DATASET EXCERPTS >>

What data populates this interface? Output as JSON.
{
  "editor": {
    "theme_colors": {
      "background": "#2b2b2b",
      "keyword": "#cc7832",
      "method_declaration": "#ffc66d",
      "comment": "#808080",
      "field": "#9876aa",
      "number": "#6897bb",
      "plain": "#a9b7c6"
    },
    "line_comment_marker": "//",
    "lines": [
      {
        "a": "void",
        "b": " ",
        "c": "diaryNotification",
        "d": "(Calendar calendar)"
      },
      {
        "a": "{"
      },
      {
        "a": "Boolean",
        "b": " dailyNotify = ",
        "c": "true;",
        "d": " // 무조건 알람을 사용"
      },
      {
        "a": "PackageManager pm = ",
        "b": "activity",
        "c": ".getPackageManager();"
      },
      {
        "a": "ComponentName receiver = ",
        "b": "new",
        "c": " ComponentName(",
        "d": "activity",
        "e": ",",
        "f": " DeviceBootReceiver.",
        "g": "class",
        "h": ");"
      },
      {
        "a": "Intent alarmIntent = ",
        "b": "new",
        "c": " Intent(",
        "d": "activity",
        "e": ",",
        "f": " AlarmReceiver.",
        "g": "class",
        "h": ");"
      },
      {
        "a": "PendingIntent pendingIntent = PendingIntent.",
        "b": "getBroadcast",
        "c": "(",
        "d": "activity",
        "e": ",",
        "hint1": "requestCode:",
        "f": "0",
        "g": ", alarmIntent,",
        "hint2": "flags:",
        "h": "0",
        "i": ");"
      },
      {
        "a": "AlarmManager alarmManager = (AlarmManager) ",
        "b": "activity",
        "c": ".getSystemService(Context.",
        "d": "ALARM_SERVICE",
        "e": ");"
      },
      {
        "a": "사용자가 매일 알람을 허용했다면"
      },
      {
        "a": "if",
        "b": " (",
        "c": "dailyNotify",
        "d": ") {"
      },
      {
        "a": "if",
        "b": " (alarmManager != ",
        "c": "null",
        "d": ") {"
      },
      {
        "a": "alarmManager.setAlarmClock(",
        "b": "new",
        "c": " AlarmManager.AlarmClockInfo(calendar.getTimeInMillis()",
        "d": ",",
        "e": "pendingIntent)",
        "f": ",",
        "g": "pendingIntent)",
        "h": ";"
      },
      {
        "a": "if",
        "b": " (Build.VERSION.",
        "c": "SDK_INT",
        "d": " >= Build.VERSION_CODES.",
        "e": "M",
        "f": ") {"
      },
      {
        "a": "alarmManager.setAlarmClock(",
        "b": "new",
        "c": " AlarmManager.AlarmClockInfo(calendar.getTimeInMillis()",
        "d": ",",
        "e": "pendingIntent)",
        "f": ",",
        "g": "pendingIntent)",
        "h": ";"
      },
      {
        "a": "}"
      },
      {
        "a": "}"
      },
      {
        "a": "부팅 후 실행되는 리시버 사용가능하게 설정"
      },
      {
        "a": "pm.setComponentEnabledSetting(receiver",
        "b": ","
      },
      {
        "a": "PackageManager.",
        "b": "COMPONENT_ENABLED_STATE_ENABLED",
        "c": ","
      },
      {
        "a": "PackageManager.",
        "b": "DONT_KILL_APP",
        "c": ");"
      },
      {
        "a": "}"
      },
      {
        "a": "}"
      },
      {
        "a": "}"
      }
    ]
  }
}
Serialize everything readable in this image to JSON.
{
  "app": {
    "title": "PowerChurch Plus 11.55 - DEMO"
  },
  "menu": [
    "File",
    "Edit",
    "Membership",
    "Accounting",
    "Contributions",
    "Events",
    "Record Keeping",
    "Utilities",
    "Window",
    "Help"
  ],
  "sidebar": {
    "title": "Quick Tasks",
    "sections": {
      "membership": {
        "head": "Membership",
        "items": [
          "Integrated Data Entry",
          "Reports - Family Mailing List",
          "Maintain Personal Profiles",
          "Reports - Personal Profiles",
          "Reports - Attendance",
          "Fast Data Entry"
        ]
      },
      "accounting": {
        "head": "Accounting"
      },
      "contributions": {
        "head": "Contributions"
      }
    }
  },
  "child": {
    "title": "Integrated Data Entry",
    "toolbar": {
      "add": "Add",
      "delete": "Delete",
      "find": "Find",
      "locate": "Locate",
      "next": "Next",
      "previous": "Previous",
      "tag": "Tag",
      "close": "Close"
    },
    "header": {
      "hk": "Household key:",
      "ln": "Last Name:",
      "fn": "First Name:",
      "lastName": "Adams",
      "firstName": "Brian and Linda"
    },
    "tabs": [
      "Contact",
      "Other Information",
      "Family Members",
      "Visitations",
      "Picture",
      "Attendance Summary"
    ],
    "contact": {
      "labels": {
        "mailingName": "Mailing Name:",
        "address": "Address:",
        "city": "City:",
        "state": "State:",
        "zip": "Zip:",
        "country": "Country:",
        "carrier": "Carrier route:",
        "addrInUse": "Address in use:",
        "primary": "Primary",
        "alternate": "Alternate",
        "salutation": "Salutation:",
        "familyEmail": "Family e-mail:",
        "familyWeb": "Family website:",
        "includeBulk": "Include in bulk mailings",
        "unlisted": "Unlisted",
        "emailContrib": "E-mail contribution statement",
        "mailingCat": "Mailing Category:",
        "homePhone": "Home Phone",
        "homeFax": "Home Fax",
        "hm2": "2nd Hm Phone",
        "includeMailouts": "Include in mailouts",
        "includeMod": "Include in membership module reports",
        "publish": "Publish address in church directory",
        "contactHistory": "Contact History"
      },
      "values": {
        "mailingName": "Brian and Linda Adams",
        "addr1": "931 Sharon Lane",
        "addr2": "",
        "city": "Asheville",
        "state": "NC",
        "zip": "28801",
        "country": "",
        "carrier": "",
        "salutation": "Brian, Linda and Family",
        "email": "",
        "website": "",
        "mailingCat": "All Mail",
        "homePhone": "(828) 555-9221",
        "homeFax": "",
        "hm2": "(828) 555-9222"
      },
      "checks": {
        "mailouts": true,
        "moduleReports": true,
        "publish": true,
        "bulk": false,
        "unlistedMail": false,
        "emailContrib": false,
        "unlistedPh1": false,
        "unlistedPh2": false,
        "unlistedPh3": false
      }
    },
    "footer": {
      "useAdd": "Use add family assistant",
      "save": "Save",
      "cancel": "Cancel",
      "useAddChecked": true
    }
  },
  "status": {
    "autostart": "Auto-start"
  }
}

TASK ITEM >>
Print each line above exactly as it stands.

EXPECTED OUTPUT >>
What data populates this interface? Output as JSON.
{
  "editor": {
    "theme_colors": {
      "background": "#2b2b2b",
      "keyword": "#cc7832",
      "method_declaration": "#ffc66d",
      "comment": "#808080",
      "field": "#9876aa",
      "number": "#6897bb",
      "plain": "#a9b7c6"
    },
    "line_comment_marker": "//",
    "lines": [
      {
        "a": "void",
        "b": " ",
        "c": "diaryNotification",
        "d": "(Calendar calendar)"
      },
      {
        "a": "{"
      },
      {
        "a": "Boolean",
        "b": " dailyNotify = ",
        "c": "true;",
        "d": " // 무조건 알람을 사용"
      },
      {
        "a": "PackageManager pm = ",
        "b": "activity",
        "c": ".getPackageManager();"
      },
      {
        "a": "ComponentName receiver = ",
        "b": "new",
        "c": " ComponentName(",
        "d": "activity",
        "e": ",",
        "f": " DeviceBootReceiver.",
        "g": "class",
        "h": ");"
      },
      {
        "a": "Intent alarmIntent = ",
        "b": "new",
        "c": " Intent(",
        "d": "activity",
        "e": ",",
        "f": " AlarmReceiver.",
        "g": "class",
        "h": ");"
      },
      {
        "a": "PendingIntent pendingIntent = PendingIntent.",
        "b": "getBroadcast",
        "c": "(",
        "d": "activity",
        "e": ",",
        "hint1": "requestCode:",
        "f": "0",
        "g": ", alarmIntent,",
        "hint2": "flags:",
        "h": "0",
        "i": ");"
      },
      {
        "a": "AlarmManager alarmManager = (AlarmManager) ",
        "b": "activity",
        "c": ".getSystemService(Context.",
        "d": "ALARM_SERVICE",
        "e": ");"
      },
      {
        "a": "사용자가 매일 알람을 허용했다면"
      },
      {
        "a": "if",
        "b": " (",
        "c": "dailyNotify",
        "d": ") {"
      },
      {
        "a": "if",
        "b": " (alarmManager != ",
        "c": "null",
        "d": ") {"
      },
      {
        "a": "alarmManager.setAlarmClock(",
        "b": "new",
        "c": " AlarmManager.AlarmClockInfo(calendar.getTimeInMillis()",
        "d": ",",
        "e": "pendingIntent)",
        "f": ",",
        "g": "pendingIntent)",
        "h": ";"
      },
      {
        "a": "if",
        "b": " (Build.VERSION.",
        "c": "SDK_INT",
        "d": " >= Build.VERSION_CODES.",
        "e": "M",
        "f": ") {"
      },
      {
        "a": "alarmManager.setAlarmClock(",
        "b": "new",
        "c": " AlarmManager.AlarmClockInfo(calendar.getTimeInMillis()",
        "d": ",",
        "e": "pendingIntent)",
        "f": ",",
        "g": "pendingIntent)",
        "h": ";"
      },
      {
        "a": "}"
      },
      {
        "a": "}"
      },
      {
        "a": "부팅 후 실행되는 리시버 사용가능하게 설정"
      },
      {
        "a": "pm.setComponentEnabledSetting(receiver",
        "b": ","
      },
      {
        "a": "PackageManager.",
        "b": "COMPONENT_ENABLED_STATE_ENABLED",
        "c": ","
      },
      {
        "a": "PackageManager.",
        "b": "DONT_KILL_APP",
        "c": ");"
      },
      {
        "a": "}"
      },
      {
        "a": "}"
      },
      {
        "a": "}"
      }
    ]
  }
}
Serialize everything readable in this image to JSON.
{
  "app": {
    "title": "PowerChurch Plus 11.55 - DEMO"
  },
  "menu": [
    "File",
    "Edit",
    "Membership",
    "Accounting",
    "Contributions",
    "Events",
    "Record Keeping",
    "Utilities",
    "Window",
    "Help"
  ],
  "sidebar": {
    "title": "Quick Tasks",
    "sections": {
      "membership": {
        "head": "Membership",
        "items": [
          "Integrated Data Entry",
          "Reports - Family Mailing List",
          "Maintain Personal Profiles",
          "Reports - Personal Profiles",
          "Reports - Attendance",
          "Fast Data Entry"
        ]
      },
      "accounting": {
        "head": "Accounting"
      },
      "contributions": {
        "head": "Contributions"
      }
    }
  },
  "child": {
    "title": "Integrated Data Entry",
    "toolbar": {
      "add": "Add",
      "delete": "Delete",
      "find": "Find",
      "locate": "Locate",
      "next": "Next",
      "previous": "Previous",
      "tag": "Tag",
      "close": "Close"
    },
    "header": {
      "hk": "Household key:",
      "ln": "Last Name:",
      "fn": "First Name:",
      "lastName": "Adams",
      "firstName": "Brian and Linda"
    },
    "tabs": [
      "Contact",
      "Other Information",
      "Family Members",
      "Visitations",
      "Picture",
      "Attendance Summary"
    ],
    "contact": {
      "labels": {
        "mailingName": "Mailing Name:",
        "address": "Address:",
        "city": "City:",
        "state": "State:",
        "zip": "Zip:",
        "country": "Country:",
        "carrier": "Carrier route:",
        "addrInUse": "Address in use:",
        "primary": "Primary",
        "alternate": "Alternate",
        "salutation": "Salutation:",
        "familyEmail": "Family e-mail:",
        "familyWeb": "Family website:",
        "includeBulk": "Include in bulk mailings",
        "unlisted": "Unlisted",
        "emailContrib": "E-mail contribution statement",
        "mailingCat": "Mailing Category:",
        "homePhone": "Home Phone",
        "homeFax": "Home Fax",
        "hm2": "2nd Hm Phone",
        "includeMailouts": "Include in mailouts",
        "includeMod": "Include in membership module reports",
        "publish": "Publish address in church directory",
        "contactHistory": "Contact History"
      },
      "values": {
        "mailingName": "Brian and Linda Adams",
        "addr1": "931 Sharon Lane",
        "addr2": "",
        "city": "Asheville",
        "state": "NC",
        "zip": "28801",
        "country": "",
        "carrier": "",
        "salutation": "Brian, Linda and Family",
        "email": "",
        "website": "",
        "mailingCat": "All Mail",
        "homePhone": "(828) 555-9221",
        "homeFax": "",
        "hm2": "(828) 555-9222"
      },
      "checks": {
        "mailouts": true,
        "moduleReports": true,
        "publish": true,
        "bulk": false,
        "unlistedMail": false,
        "emailContrib": false,
        "unlistedPh1": false,
        "unlistedPh2": false,
        "unlistedPh3": false
      }
    },
    "footer": {
      "useAdd": "Use add family assistant",
      "save": "Save",
      "cancel": "Cancel",
      "useAddChecked": true
    }
  },
  "status": {
    "autostart": "Auto-start"
  }
}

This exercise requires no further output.